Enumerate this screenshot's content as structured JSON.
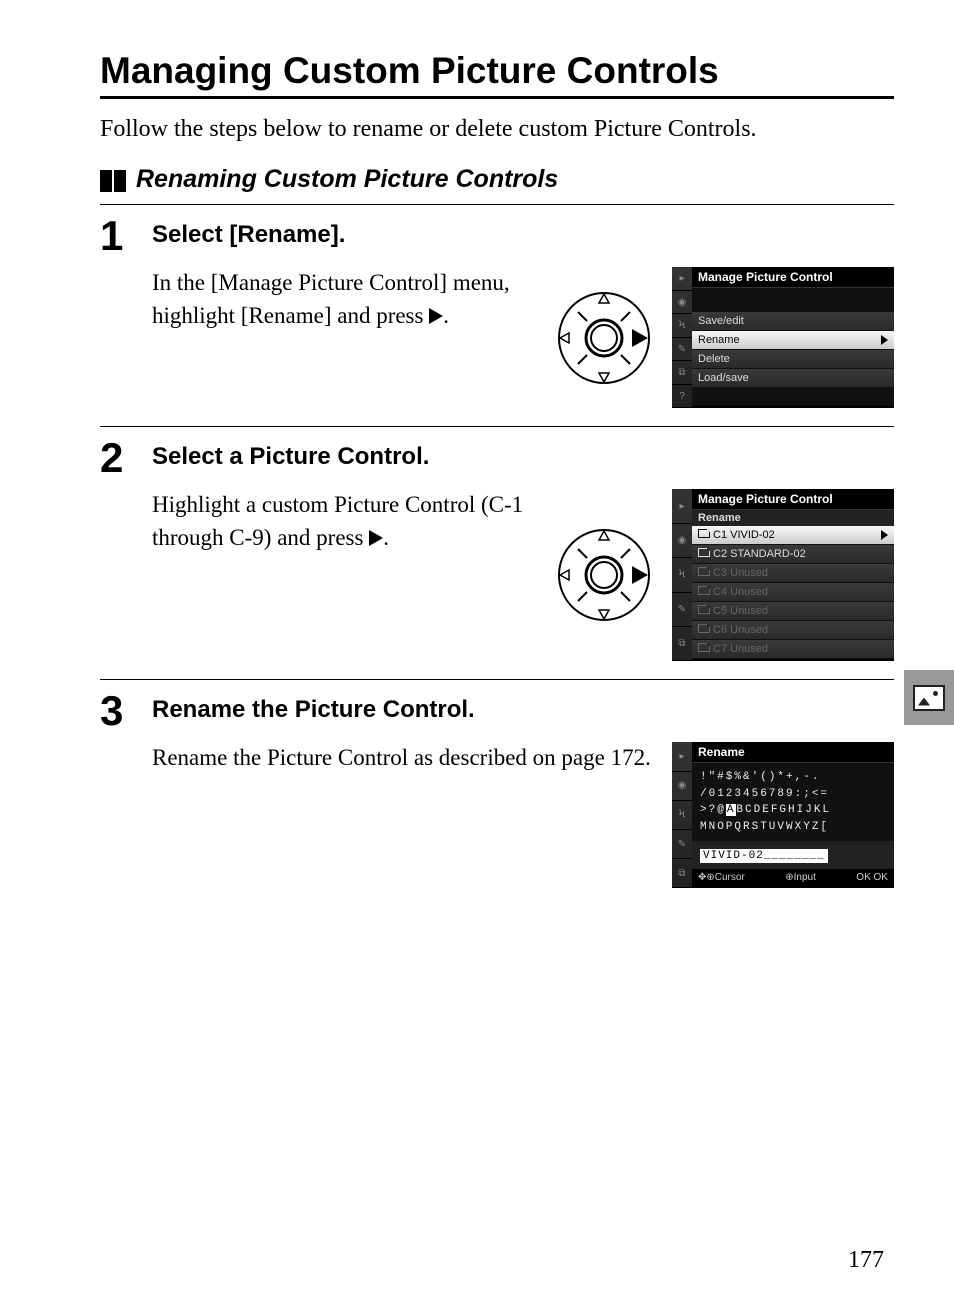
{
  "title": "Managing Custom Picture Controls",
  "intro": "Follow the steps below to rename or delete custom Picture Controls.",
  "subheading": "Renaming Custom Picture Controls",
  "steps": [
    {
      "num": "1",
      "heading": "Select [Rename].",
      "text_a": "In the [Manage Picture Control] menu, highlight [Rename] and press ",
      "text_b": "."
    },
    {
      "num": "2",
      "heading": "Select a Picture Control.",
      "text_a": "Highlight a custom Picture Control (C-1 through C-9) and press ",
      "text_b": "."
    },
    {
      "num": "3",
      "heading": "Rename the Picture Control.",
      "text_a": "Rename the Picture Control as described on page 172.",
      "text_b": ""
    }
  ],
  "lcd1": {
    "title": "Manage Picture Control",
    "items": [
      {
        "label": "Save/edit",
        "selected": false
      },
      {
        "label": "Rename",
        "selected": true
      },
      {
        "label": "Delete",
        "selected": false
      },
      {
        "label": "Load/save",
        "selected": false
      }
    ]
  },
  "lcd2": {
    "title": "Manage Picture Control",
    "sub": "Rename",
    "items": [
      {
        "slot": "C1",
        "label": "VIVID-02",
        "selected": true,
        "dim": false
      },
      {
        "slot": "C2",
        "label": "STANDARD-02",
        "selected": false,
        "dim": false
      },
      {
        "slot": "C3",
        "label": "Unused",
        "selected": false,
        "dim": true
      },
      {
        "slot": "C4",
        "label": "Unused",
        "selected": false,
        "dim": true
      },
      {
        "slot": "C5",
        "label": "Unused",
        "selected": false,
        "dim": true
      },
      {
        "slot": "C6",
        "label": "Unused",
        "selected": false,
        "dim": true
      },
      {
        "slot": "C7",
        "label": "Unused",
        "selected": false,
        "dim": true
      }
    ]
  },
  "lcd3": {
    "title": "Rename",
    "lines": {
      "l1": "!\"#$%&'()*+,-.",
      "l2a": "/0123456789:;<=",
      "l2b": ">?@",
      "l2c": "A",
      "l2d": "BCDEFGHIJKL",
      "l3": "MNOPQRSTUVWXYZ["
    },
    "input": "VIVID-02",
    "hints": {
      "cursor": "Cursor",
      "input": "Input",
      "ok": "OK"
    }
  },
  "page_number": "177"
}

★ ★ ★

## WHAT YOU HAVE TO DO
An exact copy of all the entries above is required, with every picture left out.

## RESPONSE TO THIS TASK
Enumerate this screenshot's content as structured JSON.
{
  "title": "Managing Custom Picture Controls",
  "intro": "Follow the steps below to rename or delete custom Picture Controls.",
  "subheading": "Renaming Custom Picture Controls",
  "steps": [
    {
      "num": "1",
      "heading": "Select [Rename].",
      "text_a": "In the [Manage Picture Control] menu, highlight [Rename] and press ",
      "text_b": "."
    },
    {
      "num": "2",
      "heading": "Select a Picture Control.",
      "text_a": "Highlight a custom Picture Control (C-1 through C-9) and press ",
      "text_b": "."
    },
    {
      "num": "3",
      "heading": "Rename the Picture Control.",
      "text_a": "Rename the Picture Control as described on page 172.",
      "text_b": ""
    }
  ],
  "lcd1": {
    "title": "Manage Picture Control",
    "items": [
      {
        "label": "Save/edit",
        "selected": false
      },
      {
        "label": "Rename",
        "selected": true
      },
      {
        "label": "Delete",
        "selected": false
      },
      {
        "label": "Load/save",
        "selected": false
      }
    ]
  },
  "lcd2": {
    "title": "Manage Picture Control",
    "sub": "Rename",
    "items": [
      {
        "slot": "C1",
        "label": "VIVID-02",
        "selected": true,
        "dim": false
      },
      {
        "slot": "C2",
        "label": "STANDARD-02",
        "selected": false,
        "dim": false
      },
      {
        "slot": "C3",
        "label": "Unused",
        "selected": false,
        "dim": true
      },
      {
        "slot": "C4",
        "label": "Unused",
        "selected": false,
        "dim": true
      },
      {
        "slot": "C5",
        "label": "Unused",
        "selected": false,
        "dim": true
      },
      {
        "slot": "C6",
        "label": "Unused",
        "selected": false,
        "dim": true
      },
      {
        "slot": "C7",
        "label": "Unused",
        "selected": false,
        "dim": true
      }
    ]
  },
  "lcd3": {
    "title": "Rename",
    "lines": {
      "l1": "!\"#$%&'()*+,-.",
      "l2a": "/0123456789:;<=",
      "l2b": ">?@",
      "l2c": "A",
      "l2d": "BCDEFGHIJKL",
      "l3": "MNOPQRSTUVWXYZ["
    },
    "input": "VIVID-02",
    "hints": {
      "cursor": "Cursor",
      "input": "Input",
      "ok": "OK"
    }
  },
  "page_number": "177"
}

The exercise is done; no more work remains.